- **Activity**:
Print the data once more, exactly as supplied.

=== Records for processing ===

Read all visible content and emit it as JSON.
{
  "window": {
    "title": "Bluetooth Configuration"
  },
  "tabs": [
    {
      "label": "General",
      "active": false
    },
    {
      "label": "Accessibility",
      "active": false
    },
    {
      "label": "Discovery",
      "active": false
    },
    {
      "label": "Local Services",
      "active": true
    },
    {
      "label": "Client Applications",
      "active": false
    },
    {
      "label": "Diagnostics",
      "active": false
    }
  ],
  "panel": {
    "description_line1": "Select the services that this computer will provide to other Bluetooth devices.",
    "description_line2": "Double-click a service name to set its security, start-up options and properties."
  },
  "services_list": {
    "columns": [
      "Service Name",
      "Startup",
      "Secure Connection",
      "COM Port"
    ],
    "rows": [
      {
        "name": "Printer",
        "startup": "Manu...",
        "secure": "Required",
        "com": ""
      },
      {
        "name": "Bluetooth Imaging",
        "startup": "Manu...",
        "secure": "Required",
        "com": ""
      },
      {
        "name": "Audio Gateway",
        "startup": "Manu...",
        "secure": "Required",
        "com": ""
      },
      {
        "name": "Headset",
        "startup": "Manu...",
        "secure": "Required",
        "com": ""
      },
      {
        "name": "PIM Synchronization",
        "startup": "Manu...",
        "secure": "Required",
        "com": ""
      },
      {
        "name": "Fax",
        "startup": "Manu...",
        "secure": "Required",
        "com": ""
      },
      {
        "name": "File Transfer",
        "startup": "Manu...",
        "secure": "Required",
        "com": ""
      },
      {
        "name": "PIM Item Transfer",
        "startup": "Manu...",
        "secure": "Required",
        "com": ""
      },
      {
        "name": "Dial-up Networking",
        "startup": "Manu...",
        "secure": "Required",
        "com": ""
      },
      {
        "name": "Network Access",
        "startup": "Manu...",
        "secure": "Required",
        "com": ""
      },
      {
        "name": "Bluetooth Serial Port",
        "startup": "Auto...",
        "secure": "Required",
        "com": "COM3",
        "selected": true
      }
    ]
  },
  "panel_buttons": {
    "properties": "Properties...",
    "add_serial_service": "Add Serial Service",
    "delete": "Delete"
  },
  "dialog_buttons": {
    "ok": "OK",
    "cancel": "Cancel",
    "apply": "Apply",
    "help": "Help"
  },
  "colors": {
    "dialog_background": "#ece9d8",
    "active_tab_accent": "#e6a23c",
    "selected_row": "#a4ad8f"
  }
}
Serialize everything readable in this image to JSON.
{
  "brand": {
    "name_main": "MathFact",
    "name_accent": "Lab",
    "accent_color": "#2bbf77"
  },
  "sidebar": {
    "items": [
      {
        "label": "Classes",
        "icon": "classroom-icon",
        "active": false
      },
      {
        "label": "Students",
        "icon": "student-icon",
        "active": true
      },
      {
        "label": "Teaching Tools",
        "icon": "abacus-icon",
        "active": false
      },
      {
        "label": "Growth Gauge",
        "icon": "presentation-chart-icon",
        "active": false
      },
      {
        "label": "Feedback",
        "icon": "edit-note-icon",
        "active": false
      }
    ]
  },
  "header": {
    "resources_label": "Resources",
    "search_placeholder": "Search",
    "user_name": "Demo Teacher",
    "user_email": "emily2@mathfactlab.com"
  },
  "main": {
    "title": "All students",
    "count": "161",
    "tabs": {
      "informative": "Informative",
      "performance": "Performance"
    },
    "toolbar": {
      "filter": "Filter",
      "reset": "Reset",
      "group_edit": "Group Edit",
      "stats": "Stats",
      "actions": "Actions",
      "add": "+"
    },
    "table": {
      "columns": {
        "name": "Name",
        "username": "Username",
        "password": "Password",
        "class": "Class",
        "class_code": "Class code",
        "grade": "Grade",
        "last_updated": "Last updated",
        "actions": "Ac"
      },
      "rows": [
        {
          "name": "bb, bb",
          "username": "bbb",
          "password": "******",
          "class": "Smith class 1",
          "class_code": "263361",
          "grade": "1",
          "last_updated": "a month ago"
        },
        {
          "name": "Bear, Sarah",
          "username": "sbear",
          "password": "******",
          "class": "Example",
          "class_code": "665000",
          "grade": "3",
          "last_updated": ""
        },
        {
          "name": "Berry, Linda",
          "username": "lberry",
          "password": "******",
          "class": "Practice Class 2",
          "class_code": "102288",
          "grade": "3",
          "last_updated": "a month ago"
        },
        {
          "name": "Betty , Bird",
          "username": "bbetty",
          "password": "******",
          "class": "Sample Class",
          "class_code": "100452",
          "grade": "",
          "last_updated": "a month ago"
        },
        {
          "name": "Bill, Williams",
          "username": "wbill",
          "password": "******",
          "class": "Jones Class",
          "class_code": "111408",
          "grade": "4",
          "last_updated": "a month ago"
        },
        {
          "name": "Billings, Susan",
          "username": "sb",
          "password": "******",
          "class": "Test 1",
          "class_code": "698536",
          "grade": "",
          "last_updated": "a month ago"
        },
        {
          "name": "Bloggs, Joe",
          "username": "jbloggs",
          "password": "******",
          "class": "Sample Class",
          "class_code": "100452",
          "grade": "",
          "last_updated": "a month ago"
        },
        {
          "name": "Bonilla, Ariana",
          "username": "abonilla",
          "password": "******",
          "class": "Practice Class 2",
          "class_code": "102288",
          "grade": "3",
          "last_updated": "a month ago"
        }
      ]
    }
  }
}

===

- **Written answer**:
Read all visible content and emit it as JSON.
{
  "window": {
    "title": "Bluetooth Configuration"
  },
  "tabs": [
    {
      "label": "General",
      "active": false
    },
    {
      "label": "Accessibility",
      "active": false
    },
    {
      "label": "Discovery",
      "active": false
    },
    {
      "label": "Local Services",
      "active": true
    },
    {
      "label": "Client Applications",
      "active": false
    },
    {
      "label": "Diagnostics",
      "active": false
    }
  ],
  "panel": {
    "description_line1": "Select the services that this computer will provide to other Bluetooth devices.",
    "description_line2": "Double-click a service name to set its security, start-up options and properties."
  },
  "services_list": {
    "columns": [
      "Service Name",
      "Startup",
      "Secure Connection",
      "COM Port"
    ],
    "rows": [
      {
        "name": "Printer",
        "startup": "Manu...",
        "secure": "Required",
        "com": ""
      },
      {
        "name": "Bluetooth Imaging",
        "startup": "Manu...",
        "secure": "Required",
        "com": ""
      },
      {
        "name": "Audio Gateway",
        "startup": "Manu...",
        "secure": "Required",
        "com": ""
      },
      {
        "name": "Headset",
        "startup": "Manu...",
        "secure": "Required",
        "com": ""
      },
      {
        "name": "PIM Synchronization",
        "startup": "Manu...",
        "secure": "Required",
        "com": ""
      },
      {
        "name": "Fax",
        "startup": "Manu...",
        "secure": "Required",
        "com": ""
      },
      {
        "name": "File Transfer",
        "startup": "Manu...",
        "secure": "Required",
        "com": ""
      },
      {
        "name": "PIM Item Transfer",
        "startup": "Manu...",
        "secure": "Required",
        "com": ""
      },
      {
        "name": "Dial-up Networking",
        "startup": "Manu...",
        "secure": "Required",
        "com": ""
      },
      {
        "name": "Network Access",
        "startup": "Manu...",
        "secure": "Required",
        "com": ""
      },
      {
        "name": "Bluetooth Serial Port",
        "startup": "Auto...",
        "secure": "Required",
        "com": "COM3",
        "selected": true
      }
    ]
  },
  "panel_buttons": {
    "properties": "Properties...",
    "add_serial_service": "Add Serial Service",
    "delete": "Delete"
  },
  "dialog_buttons": {
    "ok": "OK",
    "cancel": "Cancel",
    "apply": "Apply",
    "help": "Help"
  },
  "colors": {
    "dialog_background": "#ece9d8",
    "active_tab_accent": "#e6a23c",
    "selected_row": "#a4ad8f"
  }
}
Serialize everything readable in this image to JSON.
{
  "brand": {
    "name_main": "MathFact",
    "name_accent": "Lab",
    "accent_color": "#2bbf77"
  },
  "sidebar": {
    "items": [
      {
        "label": "Classes",
        "icon": "classroom-icon",
        "active": false
      },
      {
        "label": "Students",
        "icon": "student-icon",
        "active": true
      },
      {
        "label": "Teaching Tools",
        "icon": "abacus-icon",
        "active": false
      },
      {
        "label": "Growth Gauge",
        "icon": "presentation-chart-icon",
        "active": false
      },
      {
        "label": "Feedback",
        "icon": "edit-note-icon",
        "active": false
      }
    ]
  },
  "header": {
    "resources_label": "Resources",
    "search_placeholder": "Search",
    "user_name": "Demo Teacher",
    "user_email": "emily2@mathfactlab.com"
  },
  "main": {
    "title": "All students",
    "count": "161",
    "tabs": {
      "informative": "Informative",
      "performance": "Performance"
    },
    "toolbar": {
      "filter": "Filter",
      "reset": "Reset",
      "group_edit": "Group Edit",
      "stats": "Stats",
      "actions": "Actions",
      "add": "+"
    },
    "table": {
      "columns": {
        "name": "Name",
        "username": "Username",
        "password": "Password",
        "class": "Class",
        "class_code": "Class code",
        "grade": "Grade",
        "last_updated": "Last updated",
        "actions": "Ac"
      },
      "rows": [
        {
          "name": "bb, bb",
          "username": "bbb",
          "password": "******",
          "class": "Smith class 1",
          "class_code": "263361",
          "grade": "1",
          "last_updated": "a month ago"
        },
        {
          "name": "Bear, Sarah",
          "username": "sbear",
          "password": "******",
          "class": "Example",
          "class_code": "665000",
          "grade": "3",
          "last_updated": ""
        },
        {
          "name": "Berry, Linda",
          "username": "lberry",
          "password": "******",
          "class": "Practice Class 2",
          "class_code": "102288",
          "grade": "3",
          "last_updated": "a month ago"
        },
        {
          "name": "Betty , Bird",
          "username": "bbetty",
          "password": "******",
          "class": "Sample Class",
          "class_code": "100452",
          "grade": "",
          "last_updated": "a month ago"
        },
        {
          "name": "Bill, Williams",
          "username": "wbill",
          "password": "******",
          "class": "Jones Class",
          "class_code": "111408",
          "grade": "4",
          "last_updated": "a month ago"
        },
        {
          "name": "Billings, Susan",
          "username": "sb",
          "password": "******",
          "class": "Test 1",
          "class_code": "698536",
          "grade": "",
          "last_updated": "a month ago"
        },
        {
          "name": "Bloggs, Joe",
          "username": "jbloggs",
          "password": "******",
          "class": "Sample Class",
          "class_code": "100452",
          "grade": "",
          "last_updated": "a month ago"
        },
        {
          "name": "Bonilla, Ariana",
          "username": "abonilla",
          "password": "******",
          "class": "Practice Class 2",
          "class_code": "102288",
          "grade": "3",
          "last_updated": "a month ago"
        }
      ]
    }
  }
}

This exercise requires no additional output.